- Train stable and maintenance facilities are known to attract graffiti and vandalism, and are generally an eyesore to look at. This doesn’t fit with the aesthetic character of the Heatherton community, and will signicantly change the feel of the community from semi-rural to industrial.
- Opinions may differ between people, but overall Heatherton residents are not opposed to train stabling for the Suburban Rail Loop, and they understand why it is necessary to build. However, there are numerous open spaces adjoining the proposed new rail tunnels that would have less impact on residential communities.
- For any other land parcel in the area, there would be much less community impact and opposition. This particular proposed land has such a long history with the local residents, and such long held plans for parkland that to break those promises now and introduce train stabling would be devastating for the local community, and opening the government up to legal challenges from residents.
- The number of residential and business acquisitions, and the cost of preparing the land, should not be a determining factor in choosing the parcel of land for what is such a long-term and costly project. It should be what is in the best interests of the community as a whole, away from residential areas that aren’t moving anywhere.
- Suburban Rail Loop Authority has advised the Doggy Play Park (on the corner of Old Dandenong Road and Kingston Road) that their land is likely to be subject to compulsory acquisition due to the train stable. Doggy Play Park is a unique privately-owned dog park that offers dogs a safe place where they can run and play off-leash, in its three large fully fenced parks. It is hugely popular with over 600+ members, and is regularly used by dogs that can’t use public off-leash parks, such as dogs with anxiety issues and Greyhounds. A number of commercial dog walking businesses also use the park on a daily basis, and the park is regularly hired out for private dog ‘parties’ such as dog group Christmas parties. Without Doggy Play Park, these dogs would not have a place they can safely run off-leash, and would be confined to on-lead walks only. People travel from all over Melbourne to use this park. It would be absolutely devasting for the wider community, and the many dogs who have no alternative place to run off-leash, if they were to lose this park. Not to forget the owners of this business who have put so much into creating this park and business over the past few years.

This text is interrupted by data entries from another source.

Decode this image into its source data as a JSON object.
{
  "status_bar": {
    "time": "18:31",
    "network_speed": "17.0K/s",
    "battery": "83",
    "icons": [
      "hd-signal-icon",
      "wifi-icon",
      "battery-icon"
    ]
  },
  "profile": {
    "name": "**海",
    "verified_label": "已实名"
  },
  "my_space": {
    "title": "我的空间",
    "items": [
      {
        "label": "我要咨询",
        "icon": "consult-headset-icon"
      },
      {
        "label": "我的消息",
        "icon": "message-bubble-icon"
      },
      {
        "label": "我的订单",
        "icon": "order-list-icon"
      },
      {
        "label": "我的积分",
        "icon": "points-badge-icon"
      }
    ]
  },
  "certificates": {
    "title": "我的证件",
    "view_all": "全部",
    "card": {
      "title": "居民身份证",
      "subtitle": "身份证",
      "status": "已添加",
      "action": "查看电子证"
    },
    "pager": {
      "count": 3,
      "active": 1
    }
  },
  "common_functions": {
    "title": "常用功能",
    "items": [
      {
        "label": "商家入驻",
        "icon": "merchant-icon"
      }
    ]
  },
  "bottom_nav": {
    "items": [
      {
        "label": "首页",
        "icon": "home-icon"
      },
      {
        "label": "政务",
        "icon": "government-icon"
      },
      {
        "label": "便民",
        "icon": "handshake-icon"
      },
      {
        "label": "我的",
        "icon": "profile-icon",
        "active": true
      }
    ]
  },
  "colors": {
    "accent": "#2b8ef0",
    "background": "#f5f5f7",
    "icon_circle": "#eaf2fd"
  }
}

- Kingston Heath Golf Club, which is one of the top rated golf courses in Australia and hosts major Australian and International golfing events, is located directly across the road from the planned train stabling site. The noise from the construction and ongoing usage of the train stabling site, such as the sounds of trains blowing their horns on arrival and departure from the tunnels, would impact the quietness and tranquility the golf club members currently enjoy while relaxing playing golf. When golfing tournaments are held, the players and spectators would all hear the train noises in the background which would be quite distracting. (There is also no plan for the spectators to be able to access the golf course by train due to there being no plans for a station.)
- In this proposal, Old Dandenong Rd between Kingston Rd and Henry St Trail would be permanently closed to traffic. Whilst the Dingley Bypass has taken much traffic off Old Dandenong Rd, many people still use Old Dandenong Rd to travel between Heatherton and Clarinda. The Dingley Bypass design was based on the assumption that this section of Old Dandenong Rd is available, so no right hand turn provision was included from the Dingley Bypass into Kingston Rd towards Warrigal Rd. Without this section of Old Dandenong Rd open, people will need to take a very long and backwards alternative route to reach the same destination, causing great inconvenience to many in the community.
Last updated: 2nd February 2021